Find every line of the data below that has "rest" in it. Reply with the number only.

[Opening Exercise inputs section]

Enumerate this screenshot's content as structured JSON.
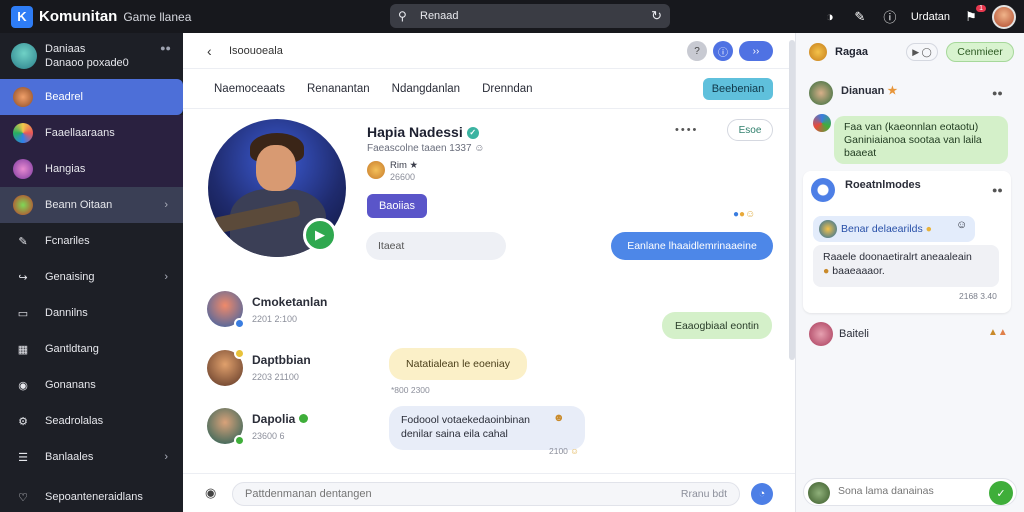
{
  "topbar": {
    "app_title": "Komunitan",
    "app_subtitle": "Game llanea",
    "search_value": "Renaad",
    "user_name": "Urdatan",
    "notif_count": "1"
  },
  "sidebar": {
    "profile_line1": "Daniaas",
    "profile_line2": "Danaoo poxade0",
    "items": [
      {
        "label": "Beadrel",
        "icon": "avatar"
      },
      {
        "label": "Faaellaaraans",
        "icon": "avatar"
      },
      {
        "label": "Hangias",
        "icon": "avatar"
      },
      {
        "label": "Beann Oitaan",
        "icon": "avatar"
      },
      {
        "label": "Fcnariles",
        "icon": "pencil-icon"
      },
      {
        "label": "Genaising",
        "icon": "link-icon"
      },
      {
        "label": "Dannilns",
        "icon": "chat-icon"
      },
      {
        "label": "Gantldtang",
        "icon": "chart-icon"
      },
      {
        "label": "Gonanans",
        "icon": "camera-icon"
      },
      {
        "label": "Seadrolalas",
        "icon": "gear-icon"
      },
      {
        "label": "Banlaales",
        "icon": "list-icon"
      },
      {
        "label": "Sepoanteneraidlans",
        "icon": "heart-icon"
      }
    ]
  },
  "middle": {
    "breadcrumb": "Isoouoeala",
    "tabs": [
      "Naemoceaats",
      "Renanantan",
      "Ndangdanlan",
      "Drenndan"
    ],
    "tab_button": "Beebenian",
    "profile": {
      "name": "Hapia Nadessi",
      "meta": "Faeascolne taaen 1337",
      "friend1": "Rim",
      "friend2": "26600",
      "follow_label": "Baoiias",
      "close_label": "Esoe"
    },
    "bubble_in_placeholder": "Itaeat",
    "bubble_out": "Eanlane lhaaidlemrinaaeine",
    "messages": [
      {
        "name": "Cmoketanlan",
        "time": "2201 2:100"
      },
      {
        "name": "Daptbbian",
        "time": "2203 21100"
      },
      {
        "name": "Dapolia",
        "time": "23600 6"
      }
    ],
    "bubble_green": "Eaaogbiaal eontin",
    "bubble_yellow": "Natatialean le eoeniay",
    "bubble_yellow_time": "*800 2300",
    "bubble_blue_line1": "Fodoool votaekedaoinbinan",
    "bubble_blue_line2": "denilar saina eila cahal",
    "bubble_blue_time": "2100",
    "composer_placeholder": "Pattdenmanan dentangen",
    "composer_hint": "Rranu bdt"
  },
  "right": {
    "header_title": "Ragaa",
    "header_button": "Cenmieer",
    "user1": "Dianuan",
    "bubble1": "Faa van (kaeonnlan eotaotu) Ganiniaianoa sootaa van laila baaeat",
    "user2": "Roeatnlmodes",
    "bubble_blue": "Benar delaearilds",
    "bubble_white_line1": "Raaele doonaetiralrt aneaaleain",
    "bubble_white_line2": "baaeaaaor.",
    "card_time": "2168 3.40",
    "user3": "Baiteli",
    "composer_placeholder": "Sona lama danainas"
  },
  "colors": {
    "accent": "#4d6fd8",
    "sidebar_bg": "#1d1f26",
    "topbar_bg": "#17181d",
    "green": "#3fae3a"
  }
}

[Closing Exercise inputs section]
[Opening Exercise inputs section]

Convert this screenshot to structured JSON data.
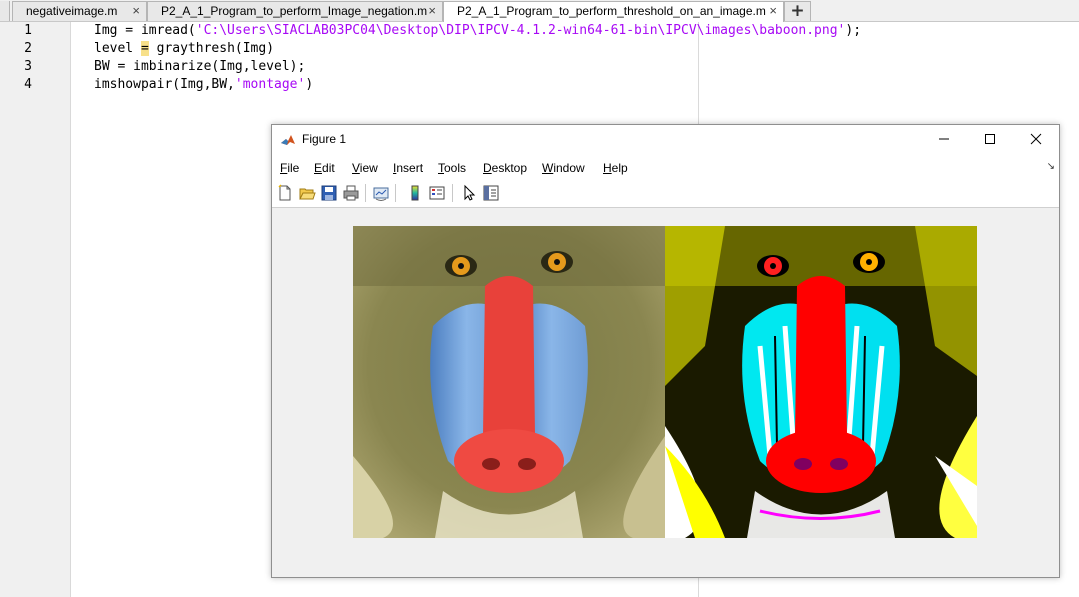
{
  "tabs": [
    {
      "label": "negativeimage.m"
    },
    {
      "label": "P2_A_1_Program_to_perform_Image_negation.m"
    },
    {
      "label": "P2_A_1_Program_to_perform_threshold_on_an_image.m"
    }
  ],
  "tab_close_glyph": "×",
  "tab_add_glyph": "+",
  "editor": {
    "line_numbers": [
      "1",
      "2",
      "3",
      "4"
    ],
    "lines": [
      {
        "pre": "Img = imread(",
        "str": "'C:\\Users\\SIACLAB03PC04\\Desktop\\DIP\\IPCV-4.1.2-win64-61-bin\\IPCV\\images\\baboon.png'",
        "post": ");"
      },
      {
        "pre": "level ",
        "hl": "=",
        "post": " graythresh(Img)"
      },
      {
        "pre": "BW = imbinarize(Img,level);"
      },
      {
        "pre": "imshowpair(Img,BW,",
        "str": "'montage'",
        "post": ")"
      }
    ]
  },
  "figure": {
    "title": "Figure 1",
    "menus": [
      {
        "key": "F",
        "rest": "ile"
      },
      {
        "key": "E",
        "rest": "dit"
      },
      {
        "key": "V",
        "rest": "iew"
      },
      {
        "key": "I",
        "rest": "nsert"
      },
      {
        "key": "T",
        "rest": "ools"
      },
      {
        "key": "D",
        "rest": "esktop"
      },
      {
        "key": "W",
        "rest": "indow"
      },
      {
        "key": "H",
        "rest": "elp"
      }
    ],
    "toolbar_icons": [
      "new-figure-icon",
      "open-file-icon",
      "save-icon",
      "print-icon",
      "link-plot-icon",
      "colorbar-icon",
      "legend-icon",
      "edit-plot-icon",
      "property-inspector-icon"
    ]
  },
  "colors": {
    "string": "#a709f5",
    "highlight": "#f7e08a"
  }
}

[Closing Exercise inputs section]
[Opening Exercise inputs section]

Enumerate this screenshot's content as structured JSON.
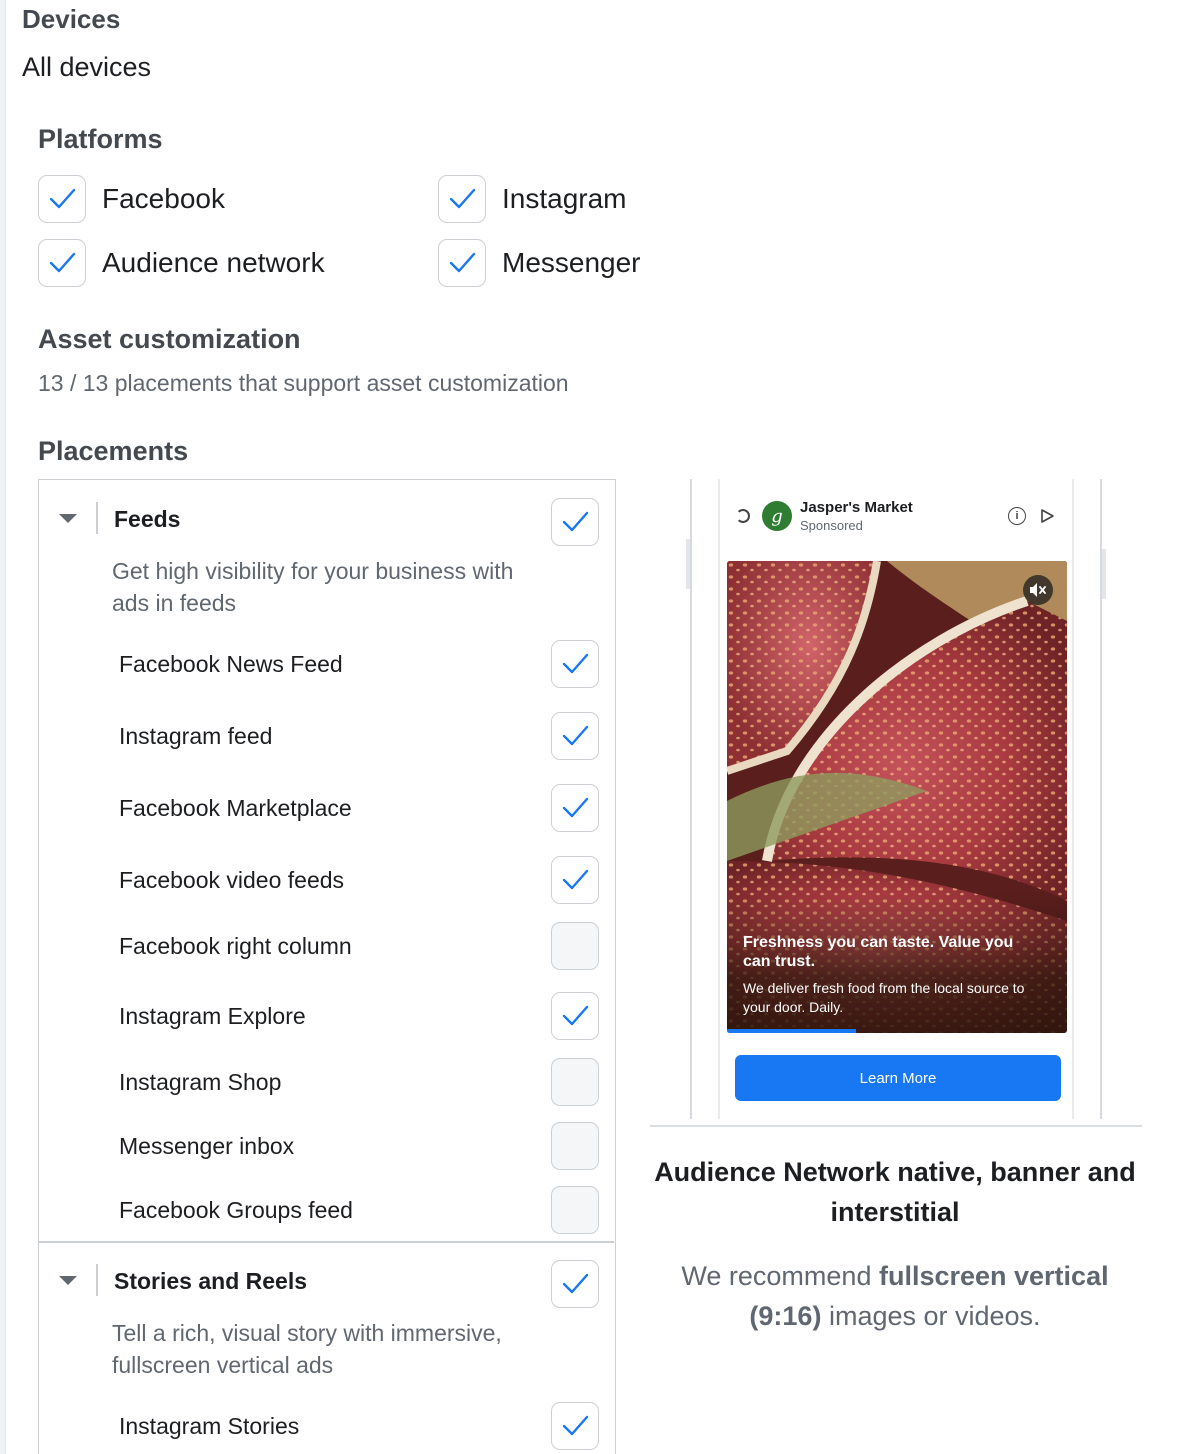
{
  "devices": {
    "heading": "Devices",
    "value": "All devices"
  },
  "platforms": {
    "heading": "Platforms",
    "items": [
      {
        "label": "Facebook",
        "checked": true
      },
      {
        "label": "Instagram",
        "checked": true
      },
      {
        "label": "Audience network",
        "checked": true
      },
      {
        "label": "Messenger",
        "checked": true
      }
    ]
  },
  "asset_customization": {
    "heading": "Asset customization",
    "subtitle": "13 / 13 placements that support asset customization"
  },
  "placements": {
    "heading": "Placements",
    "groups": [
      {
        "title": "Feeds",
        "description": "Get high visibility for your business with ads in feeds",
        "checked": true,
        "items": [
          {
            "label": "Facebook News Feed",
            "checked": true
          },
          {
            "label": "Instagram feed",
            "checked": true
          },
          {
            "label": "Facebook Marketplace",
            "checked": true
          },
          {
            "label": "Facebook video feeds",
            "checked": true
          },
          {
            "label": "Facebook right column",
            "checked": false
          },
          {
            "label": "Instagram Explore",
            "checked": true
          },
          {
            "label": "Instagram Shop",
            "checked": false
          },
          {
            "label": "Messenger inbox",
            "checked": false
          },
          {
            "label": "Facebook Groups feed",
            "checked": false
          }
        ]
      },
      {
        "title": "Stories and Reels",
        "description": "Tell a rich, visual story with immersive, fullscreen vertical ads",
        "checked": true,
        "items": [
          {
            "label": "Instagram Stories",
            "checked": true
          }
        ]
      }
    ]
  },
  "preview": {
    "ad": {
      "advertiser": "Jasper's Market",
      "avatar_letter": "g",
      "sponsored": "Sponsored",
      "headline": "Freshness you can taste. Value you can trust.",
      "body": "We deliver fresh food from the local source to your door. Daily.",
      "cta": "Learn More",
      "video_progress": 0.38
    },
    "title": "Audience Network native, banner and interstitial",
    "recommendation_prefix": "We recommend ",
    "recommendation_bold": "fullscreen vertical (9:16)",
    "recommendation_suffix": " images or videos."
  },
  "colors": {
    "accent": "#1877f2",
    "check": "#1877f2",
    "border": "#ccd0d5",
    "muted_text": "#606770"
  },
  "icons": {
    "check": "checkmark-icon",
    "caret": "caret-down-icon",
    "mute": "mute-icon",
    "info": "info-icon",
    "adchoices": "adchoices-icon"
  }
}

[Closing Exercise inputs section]

### Written answer
8